In this exercise, every entry below is to be reproduced word for word.

┄┄┄┄┄┄

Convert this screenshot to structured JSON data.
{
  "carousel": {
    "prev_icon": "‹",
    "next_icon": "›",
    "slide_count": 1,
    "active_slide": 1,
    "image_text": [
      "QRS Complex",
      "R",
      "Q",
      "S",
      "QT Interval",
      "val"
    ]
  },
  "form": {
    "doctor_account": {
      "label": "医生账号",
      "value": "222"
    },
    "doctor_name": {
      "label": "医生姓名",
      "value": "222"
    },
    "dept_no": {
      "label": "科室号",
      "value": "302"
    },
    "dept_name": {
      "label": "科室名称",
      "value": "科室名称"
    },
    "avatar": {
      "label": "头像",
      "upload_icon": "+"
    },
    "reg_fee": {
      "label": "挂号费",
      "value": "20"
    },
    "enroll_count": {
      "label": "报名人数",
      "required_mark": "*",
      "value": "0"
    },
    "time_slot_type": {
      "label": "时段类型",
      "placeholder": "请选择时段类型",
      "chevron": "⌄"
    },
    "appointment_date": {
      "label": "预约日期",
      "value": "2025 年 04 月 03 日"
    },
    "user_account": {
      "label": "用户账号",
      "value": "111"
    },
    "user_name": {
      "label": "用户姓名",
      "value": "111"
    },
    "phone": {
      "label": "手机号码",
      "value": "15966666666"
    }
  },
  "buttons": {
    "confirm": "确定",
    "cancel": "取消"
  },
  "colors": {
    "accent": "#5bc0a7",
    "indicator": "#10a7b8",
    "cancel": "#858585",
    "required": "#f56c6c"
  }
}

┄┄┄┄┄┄

SOLUTION FOR THIS TASK
Convert this screenshot to structured JSON data.
{
  "carousel": {
    "prev_icon": "‹",
    "next_icon": "›",
    "slide_count": 1,
    "active_slide": 1,
    "image_text": [
      "QRS Complex",
      "R",
      "Q",
      "S",
      "QT Interval",
      "val"
    ]
  },
  "form": {
    "doctor_account": {
      "label": "医生账号",
      "value": "222"
    },
    "doctor_name": {
      "label": "医生姓名",
      "value": "222"
    },
    "dept_no": {
      "label": "科室号",
      "value": "302"
    },
    "dept_name": {
      "label": "科室名称",
      "value": "科室名称"
    },
    "avatar": {
      "label": "头像",
      "upload_icon": "+"
    },
    "reg_fee": {
      "label": "挂号费",
      "value": "20"
    },
    "enroll_count": {
      "label": "报名人数",
      "required_mark": "*",
      "value": "0"
    },
    "time_slot_type": {
      "label": "时段类型",
      "placeholder": "请选择时段类型",
      "chevron": "⌄"
    },
    "appointment_date": {
      "label": "预约日期",
      "value": "2025 年 04 月 03 日"
    },
    "user_account": {
      "label": "用户账号",
      "value": "111"
    },
    "user_name": {
      "label": "用户姓名",
      "value": "111"
    },
    "phone": {
      "label": "手机号码",
      "value": "15966666666"
    }
  },
  "buttons": {
    "confirm": "确定",
    "cancel": "取消"
  },
  "colors": {
    "accent": "#5bc0a7",
    "indicator": "#10a7b8",
    "cancel": "#858585",
    "required": "#f56c6c"
  }
}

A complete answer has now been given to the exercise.